- Activity
A verbatim copy of the data below is the required output.

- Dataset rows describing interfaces
========================
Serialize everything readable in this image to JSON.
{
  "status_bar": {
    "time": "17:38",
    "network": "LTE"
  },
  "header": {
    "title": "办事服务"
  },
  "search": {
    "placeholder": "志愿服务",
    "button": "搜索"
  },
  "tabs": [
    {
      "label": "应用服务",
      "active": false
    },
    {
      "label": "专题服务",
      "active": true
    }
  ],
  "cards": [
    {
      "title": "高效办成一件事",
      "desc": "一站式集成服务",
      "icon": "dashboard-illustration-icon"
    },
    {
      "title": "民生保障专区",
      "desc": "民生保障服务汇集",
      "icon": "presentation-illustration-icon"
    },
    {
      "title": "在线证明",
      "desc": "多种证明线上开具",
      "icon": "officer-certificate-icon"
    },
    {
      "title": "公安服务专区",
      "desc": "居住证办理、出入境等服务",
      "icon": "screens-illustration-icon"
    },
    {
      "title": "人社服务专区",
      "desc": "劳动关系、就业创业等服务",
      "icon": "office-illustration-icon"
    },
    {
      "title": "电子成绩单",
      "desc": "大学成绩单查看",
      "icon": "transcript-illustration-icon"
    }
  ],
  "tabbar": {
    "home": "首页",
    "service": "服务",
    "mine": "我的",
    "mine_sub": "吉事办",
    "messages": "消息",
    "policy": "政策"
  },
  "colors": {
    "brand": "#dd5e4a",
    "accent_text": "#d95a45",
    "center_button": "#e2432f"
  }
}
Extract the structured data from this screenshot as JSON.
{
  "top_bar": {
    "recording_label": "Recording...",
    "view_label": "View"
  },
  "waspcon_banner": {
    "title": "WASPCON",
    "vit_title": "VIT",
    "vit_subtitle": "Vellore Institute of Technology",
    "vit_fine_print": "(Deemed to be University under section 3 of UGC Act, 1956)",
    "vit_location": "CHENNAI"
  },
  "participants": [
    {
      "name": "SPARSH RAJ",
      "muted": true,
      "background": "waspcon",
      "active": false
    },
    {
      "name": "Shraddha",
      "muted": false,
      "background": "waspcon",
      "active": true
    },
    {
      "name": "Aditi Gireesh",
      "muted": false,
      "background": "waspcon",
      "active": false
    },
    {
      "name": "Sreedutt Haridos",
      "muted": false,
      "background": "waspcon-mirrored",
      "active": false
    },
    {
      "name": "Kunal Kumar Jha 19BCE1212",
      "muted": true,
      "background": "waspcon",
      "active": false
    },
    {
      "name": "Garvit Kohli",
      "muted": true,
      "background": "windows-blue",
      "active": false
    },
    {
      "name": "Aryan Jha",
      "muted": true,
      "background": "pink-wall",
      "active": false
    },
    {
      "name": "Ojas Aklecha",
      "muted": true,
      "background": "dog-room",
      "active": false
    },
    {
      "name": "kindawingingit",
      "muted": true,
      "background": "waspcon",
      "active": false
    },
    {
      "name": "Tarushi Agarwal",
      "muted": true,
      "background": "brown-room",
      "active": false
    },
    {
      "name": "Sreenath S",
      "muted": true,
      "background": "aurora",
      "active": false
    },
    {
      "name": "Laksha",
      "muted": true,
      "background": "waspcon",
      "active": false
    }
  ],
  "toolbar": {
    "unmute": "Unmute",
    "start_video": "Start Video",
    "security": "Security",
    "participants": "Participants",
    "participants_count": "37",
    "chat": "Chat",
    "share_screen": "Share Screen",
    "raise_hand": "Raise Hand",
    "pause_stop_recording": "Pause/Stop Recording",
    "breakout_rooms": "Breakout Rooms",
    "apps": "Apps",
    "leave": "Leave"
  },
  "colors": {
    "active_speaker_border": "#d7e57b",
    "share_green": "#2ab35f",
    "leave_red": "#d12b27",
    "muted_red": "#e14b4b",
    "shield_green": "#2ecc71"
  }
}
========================
- Solution for this task
Serialize everything readable in this image to JSON.
{
  "status_bar": {
    "time": "17:38",
    "network": "LTE"
  },
  "header": {
    "title": "办事服务"
  },
  "search": {
    "placeholder": "志愿服务",
    "button": "搜索"
  },
  "tabs": [
    {
      "label": "应用服务",
      "active": false
    },
    {
      "label": "专题服务",
      "active": true
    }
  ],
  "cards": [
    {
      "title": "高效办成一件事",
      "desc": "一站式集成服务",
      "icon": "dashboard-illustration-icon"
    },
    {
      "title": "民生保障专区",
      "desc": "民生保障服务汇集",
      "icon": "presentation-illustration-icon"
    },
    {
      "title": "在线证明",
      "desc": "多种证明线上开具",
      "icon": "officer-certificate-icon"
    },
    {
      "title": "公安服务专区",
      "desc": "居住证办理、出入境等服务",
      "icon": "screens-illustration-icon"
    },
    {
      "title": "人社服务专区",
      "desc": "劳动关系、就业创业等服务",
      "icon": "office-illustration-icon"
    },
    {
      "title": "电子成绩单",
      "desc": "大学成绩单查看",
      "icon": "transcript-illustration-icon"
    }
  ],
  "tabbar": {
    "home": "首页",
    "service": "服务",
    "mine": "我的",
    "mine_sub": "吉事办",
    "messages": "消息",
    "policy": "政策"
  },
  "colors": {
    "brand": "#dd5e4a",
    "accent_text": "#d95a45",
    "center_button": "#e2432f"
  }
}
Extract the structured data from this screenshot as JSON.
{
  "top_bar": {
    "recording_label": "Recording...",
    "view_label": "View"
  },
  "waspcon_banner": {
    "title": "WASPCON",
    "vit_title": "VIT",
    "vit_subtitle": "Vellore Institute of Technology",
    "vit_fine_print": "(Deemed to be University under section 3 of UGC Act, 1956)",
    "vit_location": "CHENNAI"
  },
  "participants": [
    {
      "name": "SPARSH RAJ",
      "muted": true,
      "background": "waspcon",
      "active": false
    },
    {
      "name": "Shraddha",
      "muted": false,
      "background": "waspcon",
      "active": true
    },
    {
      "name": "Aditi Gireesh",
      "muted": false,
      "background": "waspcon",
      "active": false
    },
    {
      "name": "Sreedutt Haridos",
      "muted": false,
      "background": "waspcon-mirrored",
      "active": false
    },
    {
      "name": "Kunal Kumar Jha 19BCE1212",
      "muted": true,
      "background": "waspcon",
      "active": false
    },
    {
      "name": "Garvit Kohli",
      "muted": true,
      "background": "windows-blue",
      "active": false
    },
    {
      "name": "Aryan Jha",
      "muted": true,
      "background": "pink-wall",
      "active": false
    },
    {
      "name": "Ojas Aklecha",
      "muted": true,
      "background": "dog-room",
      "active": false
    },
    {
      "name": "kindawingingit",
      "muted": true,
      "background": "waspcon",
      "active": false
    },
    {
      "name": "Tarushi Agarwal",
      "muted": true,
      "background": "brown-room",
      "active": false
    },
    {
      "name": "Sreenath S",
      "muted": true,
      "background": "aurora",
      "active": false
    },
    {
      "name": "Laksha",
      "muted": true,
      "background": "waspcon",
      "active": false
    }
  ],
  "toolbar": {
    "unmute": "Unmute",
    "start_video": "Start Video",
    "security": "Security",
    "participants": "Participants",
    "participants_count": "37",
    "chat": "Chat",
    "share_screen": "Share Screen",
    "raise_hand": "Raise Hand",
    "pause_stop_recording": "Pause/Stop Recording",
    "breakout_rooms": "Breakout Rooms",
    "apps": "Apps",
    "leave": "Leave"
  },
  "colors": {
    "active_speaker_border": "#d7e57b",
    "share_green": "#2ab35f",
    "leave_red": "#d12b27",
    "muted_red": "#e14b4b",
    "shield_green": "#2ecc71"
  }
}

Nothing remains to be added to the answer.